**Activity**
Make an exact reproduction of all the data.

START Data excerpts

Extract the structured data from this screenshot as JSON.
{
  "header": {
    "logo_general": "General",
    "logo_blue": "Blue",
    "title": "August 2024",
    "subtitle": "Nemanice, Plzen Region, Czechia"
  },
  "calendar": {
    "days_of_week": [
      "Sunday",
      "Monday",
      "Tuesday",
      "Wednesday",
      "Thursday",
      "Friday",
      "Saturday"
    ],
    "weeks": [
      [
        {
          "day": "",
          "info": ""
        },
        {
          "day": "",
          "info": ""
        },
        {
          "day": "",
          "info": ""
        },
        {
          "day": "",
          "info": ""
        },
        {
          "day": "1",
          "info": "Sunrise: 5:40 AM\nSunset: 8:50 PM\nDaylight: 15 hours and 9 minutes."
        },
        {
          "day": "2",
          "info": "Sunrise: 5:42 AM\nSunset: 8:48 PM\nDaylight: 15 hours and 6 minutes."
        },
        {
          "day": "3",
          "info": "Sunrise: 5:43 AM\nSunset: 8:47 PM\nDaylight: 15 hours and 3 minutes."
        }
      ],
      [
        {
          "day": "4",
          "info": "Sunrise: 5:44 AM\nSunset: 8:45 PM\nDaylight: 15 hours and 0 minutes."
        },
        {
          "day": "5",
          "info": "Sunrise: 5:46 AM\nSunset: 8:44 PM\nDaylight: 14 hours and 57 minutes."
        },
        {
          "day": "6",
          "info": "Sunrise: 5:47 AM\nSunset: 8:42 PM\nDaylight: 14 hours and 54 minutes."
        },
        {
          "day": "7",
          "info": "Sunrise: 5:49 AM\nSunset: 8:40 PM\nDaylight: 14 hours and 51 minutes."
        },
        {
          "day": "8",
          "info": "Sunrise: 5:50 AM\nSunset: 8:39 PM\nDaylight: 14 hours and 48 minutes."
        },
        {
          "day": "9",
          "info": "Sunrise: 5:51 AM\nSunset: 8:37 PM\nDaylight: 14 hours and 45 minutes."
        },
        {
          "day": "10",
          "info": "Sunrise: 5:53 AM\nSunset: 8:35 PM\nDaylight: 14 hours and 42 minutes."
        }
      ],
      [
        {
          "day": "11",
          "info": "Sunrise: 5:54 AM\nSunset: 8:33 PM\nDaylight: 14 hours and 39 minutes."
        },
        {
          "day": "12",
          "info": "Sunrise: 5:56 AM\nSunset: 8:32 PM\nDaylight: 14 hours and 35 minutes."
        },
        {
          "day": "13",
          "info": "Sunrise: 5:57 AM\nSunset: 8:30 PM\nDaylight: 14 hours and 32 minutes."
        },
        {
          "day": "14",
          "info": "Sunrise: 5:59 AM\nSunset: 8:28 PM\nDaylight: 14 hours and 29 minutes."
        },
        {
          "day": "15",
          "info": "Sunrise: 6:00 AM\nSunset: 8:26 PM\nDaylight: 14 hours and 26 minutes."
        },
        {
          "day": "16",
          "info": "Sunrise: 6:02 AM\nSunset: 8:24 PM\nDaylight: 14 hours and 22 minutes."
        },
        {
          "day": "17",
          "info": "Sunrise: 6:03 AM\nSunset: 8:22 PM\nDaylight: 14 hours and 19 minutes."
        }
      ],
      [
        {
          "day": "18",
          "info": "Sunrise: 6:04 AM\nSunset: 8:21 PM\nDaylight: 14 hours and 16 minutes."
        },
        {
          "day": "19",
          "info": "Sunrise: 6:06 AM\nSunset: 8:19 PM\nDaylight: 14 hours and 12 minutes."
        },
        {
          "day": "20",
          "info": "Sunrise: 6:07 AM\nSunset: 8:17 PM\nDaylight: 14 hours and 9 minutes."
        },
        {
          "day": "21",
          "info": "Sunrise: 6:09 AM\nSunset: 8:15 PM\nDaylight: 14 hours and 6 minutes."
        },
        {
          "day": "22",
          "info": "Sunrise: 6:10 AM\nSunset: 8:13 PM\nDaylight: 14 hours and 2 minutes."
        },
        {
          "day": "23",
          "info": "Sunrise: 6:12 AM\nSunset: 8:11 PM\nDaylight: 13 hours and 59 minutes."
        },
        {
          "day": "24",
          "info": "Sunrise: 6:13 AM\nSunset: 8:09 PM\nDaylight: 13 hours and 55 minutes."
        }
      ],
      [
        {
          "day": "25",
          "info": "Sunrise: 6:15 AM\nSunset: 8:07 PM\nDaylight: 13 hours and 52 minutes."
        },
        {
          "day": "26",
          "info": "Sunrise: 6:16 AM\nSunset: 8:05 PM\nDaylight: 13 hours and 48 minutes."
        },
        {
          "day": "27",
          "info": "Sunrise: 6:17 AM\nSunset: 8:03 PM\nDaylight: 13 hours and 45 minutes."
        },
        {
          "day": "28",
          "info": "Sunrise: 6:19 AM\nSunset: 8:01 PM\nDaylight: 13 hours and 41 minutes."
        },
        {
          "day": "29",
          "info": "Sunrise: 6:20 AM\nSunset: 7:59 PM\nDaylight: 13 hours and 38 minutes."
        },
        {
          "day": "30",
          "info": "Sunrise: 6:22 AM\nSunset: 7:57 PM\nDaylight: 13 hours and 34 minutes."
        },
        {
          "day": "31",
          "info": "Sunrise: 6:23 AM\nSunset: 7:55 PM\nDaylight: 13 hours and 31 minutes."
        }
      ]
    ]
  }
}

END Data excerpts

**Exercise output**
Extract the structured data from this screenshot as JSON.
{
  "header": {
    "logo_general": "General",
    "logo_blue": "Blue",
    "title": "August 2024",
    "subtitle": "Nemanice, Plzen Region, Czechia"
  },
  "calendar": {
    "days_of_week": [
      "Sunday",
      "Monday",
      "Tuesday",
      "Wednesday",
      "Thursday",
      "Friday",
      "Saturday"
    ],
    "weeks": [
      [
        {
          "day": "",
          "info": ""
        },
        {
          "day": "",
          "info": ""
        },
        {
          "day": "",
          "info": ""
        },
        {
          "day": "",
          "info": ""
        },
        {
          "day": "1",
          "info": "Sunrise: 5:40 AM\nSunset: 8:50 PM\nDaylight: 15 hours and 9 minutes."
        },
        {
          "day": "2",
          "info": "Sunrise: 5:42 AM\nSunset: 8:48 PM\nDaylight: 15 hours and 6 minutes."
        },
        {
          "day": "3",
          "info": "Sunrise: 5:43 AM\nSunset: 8:47 PM\nDaylight: 15 hours and 3 minutes."
        }
      ],
      [
        {
          "day": "4",
          "info": "Sunrise: 5:44 AM\nSunset: 8:45 PM\nDaylight: 15 hours and 0 minutes."
        },
        {
          "day": "5",
          "info": "Sunrise: 5:46 AM\nSunset: 8:44 PM\nDaylight: 14 hours and 57 minutes."
        },
        {
          "day": "6",
          "info": "Sunrise: 5:47 AM\nSunset: 8:42 PM\nDaylight: 14 hours and 54 minutes."
        },
        {
          "day": "7",
          "info": "Sunrise: 5:49 AM\nSunset: 8:40 PM\nDaylight: 14 hours and 51 minutes."
        },
        {
          "day": "8",
          "info": "Sunrise: 5:50 AM\nSunset: 8:39 PM\nDaylight: 14 hours and 48 minutes."
        },
        {
          "day": "9",
          "info": "Sunrise: 5:51 AM\nSunset: 8:37 PM\nDaylight: 14 hours and 45 minutes."
        },
        {
          "day": "10",
          "info": "Sunrise: 5:53 AM\nSunset: 8:35 PM\nDaylight: 14 hours and 42 minutes."
        }
      ],
      [
        {
          "day": "11",
          "info": "Sunrise: 5:54 AM\nSunset: 8:33 PM\nDaylight: 14 hours and 39 minutes."
        },
        {
          "day": "12",
          "info": "Sunrise: 5:56 AM\nSunset: 8:32 PM\nDaylight: 14 hours and 35 minutes."
        },
        {
          "day": "13",
          "info": "Sunrise: 5:57 AM\nSunset: 8:30 PM\nDaylight: 14 hours and 32 minutes."
        },
        {
          "day": "14",
          "info": "Sunrise: 5:59 AM\nSunset: 8:28 PM\nDaylight: 14 hours and 29 minutes."
        },
        {
          "day": "15",
          "info": "Sunrise: 6:00 AM\nSunset: 8:26 PM\nDaylight: 14 hours and 26 minutes."
        },
        {
          "day": "16",
          "info": "Sunrise: 6:02 AM\nSunset: 8:24 PM\nDaylight: 14 hours and 22 minutes."
        },
        {
          "day": "17",
          "info": "Sunrise: 6:03 AM\nSunset: 8:22 PM\nDaylight: 14 hours and 19 minutes."
        }
      ],
      [
        {
          "day": "18",
          "info": "Sunrise: 6:04 AM\nSunset: 8:21 PM\nDaylight: 14 hours and 16 minutes."
        },
        {
          "day": "19",
          "info": "Sunrise: 6:06 AM\nSunset: 8:19 PM\nDaylight: 14 hours and 12 minutes."
        },
        {
          "day": "20",
          "info": "Sunrise: 6:07 AM\nSunset: 8:17 PM\nDaylight: 14 hours and 9 minutes."
        },
        {
          "day": "21",
          "info": "Sunrise: 6:09 AM\nSunset: 8:15 PM\nDaylight: 14 hours and 6 minutes."
        },
        {
          "day": "22",
          "info": "Sunrise: 6:10 AM\nSunset: 8:13 PM\nDaylight: 14 hours and 2 minutes."
        },
        {
          "day": "23",
          "info": "Sunrise: 6:12 AM\nSunset: 8:11 PM\nDaylight: 13 hours and 59 minutes."
        },
        {
          "day": "24",
          "info": "Sunrise: 6:13 AM\nSunset: 8:09 PM\nDaylight: 13 hours and 55 minutes."
        }
      ],
      [
        {
          "day": "25",
          "info": "Sunrise: 6:15 AM\nSunset: 8:07 PM\nDaylight: 13 hours and 52 minutes."
        },
        {
          "day": "26",
          "info": "Sunrise: 6:16 AM\nSunset: 8:05 PM\nDaylight: 13 hours and 48 minutes."
        },
        {
          "day": "27",
          "info": "Sunrise: 6:17 AM\nSunset: 8:03 PM\nDaylight: 13 hours and 45 minutes."
        },
        {
          "day": "28",
          "info": "Sunrise: 6:19 AM\nSunset: 8:01 PM\nDaylight: 13 hours and 41 minutes."
        },
        {
          "day": "29",
          "info": "Sunrise: 6:20 AM\nSunset: 7:59 PM\nDaylight: 13 hours and 38 minutes."
        },
        {
          "day": "30",
          "info": "Sunrise: 6:22 AM\nSunset: 7:57 PM\nDaylight: 13 hours and 34 minutes."
        },
        {
          "day": "31",
          "info": "Sunrise: 6:23 AM\nSunset: 7:55 PM\nDaylight: 13 hours and 31 minutes."
        }
      ]
    ]
  }
}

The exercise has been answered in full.